TRY IT: Output each entry verbatim.

Start of Block

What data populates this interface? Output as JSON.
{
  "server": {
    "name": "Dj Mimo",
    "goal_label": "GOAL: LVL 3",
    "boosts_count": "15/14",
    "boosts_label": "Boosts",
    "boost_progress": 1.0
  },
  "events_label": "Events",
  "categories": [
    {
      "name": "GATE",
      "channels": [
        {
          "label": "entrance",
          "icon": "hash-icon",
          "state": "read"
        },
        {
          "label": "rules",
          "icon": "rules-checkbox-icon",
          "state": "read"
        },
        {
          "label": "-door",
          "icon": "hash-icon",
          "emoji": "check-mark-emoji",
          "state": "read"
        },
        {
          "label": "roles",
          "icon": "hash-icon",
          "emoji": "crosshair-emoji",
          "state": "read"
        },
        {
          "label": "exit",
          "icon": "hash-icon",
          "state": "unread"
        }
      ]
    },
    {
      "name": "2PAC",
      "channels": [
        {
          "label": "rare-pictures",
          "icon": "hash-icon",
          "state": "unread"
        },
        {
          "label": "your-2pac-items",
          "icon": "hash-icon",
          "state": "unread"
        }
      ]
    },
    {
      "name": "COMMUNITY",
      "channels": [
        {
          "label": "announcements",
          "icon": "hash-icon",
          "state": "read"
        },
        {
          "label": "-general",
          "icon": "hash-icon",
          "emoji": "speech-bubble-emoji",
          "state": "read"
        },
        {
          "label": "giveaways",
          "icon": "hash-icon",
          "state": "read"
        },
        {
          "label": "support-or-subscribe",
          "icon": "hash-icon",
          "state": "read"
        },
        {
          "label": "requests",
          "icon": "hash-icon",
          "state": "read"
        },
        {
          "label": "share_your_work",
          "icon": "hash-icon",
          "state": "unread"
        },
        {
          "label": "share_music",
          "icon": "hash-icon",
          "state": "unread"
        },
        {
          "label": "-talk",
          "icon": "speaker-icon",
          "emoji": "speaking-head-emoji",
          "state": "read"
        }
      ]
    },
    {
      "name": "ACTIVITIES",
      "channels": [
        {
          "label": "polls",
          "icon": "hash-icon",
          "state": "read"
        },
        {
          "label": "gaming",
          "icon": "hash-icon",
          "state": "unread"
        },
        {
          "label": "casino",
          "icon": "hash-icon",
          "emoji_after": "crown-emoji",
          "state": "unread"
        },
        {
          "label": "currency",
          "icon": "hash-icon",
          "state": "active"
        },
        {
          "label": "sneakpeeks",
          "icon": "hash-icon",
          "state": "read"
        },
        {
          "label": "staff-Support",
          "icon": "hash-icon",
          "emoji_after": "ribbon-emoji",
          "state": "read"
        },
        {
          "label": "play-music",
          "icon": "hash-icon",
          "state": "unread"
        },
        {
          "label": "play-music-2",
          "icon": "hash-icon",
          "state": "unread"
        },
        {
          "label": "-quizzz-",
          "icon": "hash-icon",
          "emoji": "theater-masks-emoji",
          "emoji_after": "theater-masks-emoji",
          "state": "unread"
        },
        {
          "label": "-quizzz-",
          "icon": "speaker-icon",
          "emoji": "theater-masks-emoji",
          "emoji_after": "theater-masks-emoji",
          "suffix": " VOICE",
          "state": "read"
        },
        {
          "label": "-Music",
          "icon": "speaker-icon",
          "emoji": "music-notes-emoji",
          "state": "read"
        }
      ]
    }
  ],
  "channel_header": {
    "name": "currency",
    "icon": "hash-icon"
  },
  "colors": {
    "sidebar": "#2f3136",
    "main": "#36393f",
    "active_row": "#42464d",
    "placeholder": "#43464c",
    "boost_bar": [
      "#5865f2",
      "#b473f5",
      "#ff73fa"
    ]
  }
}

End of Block

RESPONSE AREA:
What data populates this interface? Output as JSON.
{
  "server": {
    "name": "Dj Mimo",
    "goal_label": "GOAL: LVL 3",
    "boosts_count": "15/14",
    "boosts_label": "Boosts",
    "boost_progress": 1.0
  },
  "events_label": "Events",
  "categories": [
    {
      "name": "GATE",
      "channels": [
        {
          "label": "entrance",
          "icon": "hash-icon",
          "state": "read"
        },
        {
          "label": "rules",
          "icon": "rules-checkbox-icon",
          "state": "read"
        },
        {
          "label": "-door",
          "icon": "hash-icon",
          "emoji": "check-mark-emoji",
          "state": "read"
        },
        {
          "label": "roles",
          "icon": "hash-icon",
          "emoji": "crosshair-emoji",
          "state": "read"
        },
        {
          "label": "exit",
          "icon": "hash-icon",
          "state": "unread"
        }
      ]
    },
    {
      "name": "2PAC",
      "channels": [
        {
          "label": "rare-pictures",
          "icon": "hash-icon",
          "state": "unread"
        },
        {
          "label": "your-2pac-items",
          "icon": "hash-icon",
          "state": "unread"
        }
      ]
    },
    {
      "name": "COMMUNITY",
      "channels": [
        {
          "label": "announcements",
          "icon": "hash-icon",
          "state": "read"
        },
        {
          "label": "-general",
          "icon": "hash-icon",
          "emoji": "speech-bubble-emoji",
          "state": "read"
        },
        {
          "label": "giveaways",
          "icon": "hash-icon",
          "state": "read"
        },
        {
          "label": "support-or-subscribe",
          "icon": "hash-icon",
          "state": "read"
        },
        {
          "label": "requests",
          "icon": "hash-icon",
          "state": "read"
        },
        {
          "label": "share_your_work",
          "icon": "hash-icon",
          "state": "unread"
        },
        {
          "label": "share_music",
          "icon": "hash-icon",
          "state": "unread"
        },
        {
          "label": "-talk",
          "icon": "speaker-icon",
          "emoji": "speaking-head-emoji",
          "state": "read"
        }
      ]
    },
    {
      "name": "ACTIVITIES",
      "channels": [
        {
          "label": "polls",
          "icon": "hash-icon",
          "state": "read"
        },
        {
          "label": "gaming",
          "icon": "hash-icon",
          "state": "unread"
        },
        {
          "label": "casino",
          "icon": "hash-icon",
          "emoji_after": "crown-emoji",
          "state": "unread"
        },
        {
          "label": "currency",
          "icon": "hash-icon",
          "state": "active"
        },
        {
          "label": "sneakpeeks",
          "icon": "hash-icon",
          "state": "read"
        },
        {
          "label": "staff-Support",
          "icon": "hash-icon",
          "emoji_after": "ribbon-emoji",
          "state": "read"
        },
        {
          "label": "play-music",
          "icon": "hash-icon",
          "state": "unread"
        },
        {
          "label": "play-music-2",
          "icon": "hash-icon",
          "state": "unread"
        },
        {
          "label": "-quizzz-",
          "icon": "hash-icon",
          "emoji": "theater-masks-emoji",
          "emoji_after": "theater-masks-emoji",
          "state": "unread"
        },
        {
          "label": "-quizzz-",
          "icon": "speaker-icon",
          "emoji": "theater-masks-emoji",
          "emoji_after": "theater-masks-emoji",
          "suffix": " VOICE",
          "state": "read"
        },
        {
          "label": "-Music",
          "icon": "speaker-icon",
          "emoji": "music-notes-emoji",
          "state": "read"
        }
      ]
    }
  ],
  "channel_header": {
    "name": "currency",
    "icon": "hash-icon"
  },
  "colors": {
    "sidebar": "#2f3136",
    "main": "#36393f",
    "active_row": "#42464d",
    "placeholder": "#43464c",
    "boost_bar": [
      "#5865f2",
      "#b473f5",
      "#ff73fa"
    ]
  }
}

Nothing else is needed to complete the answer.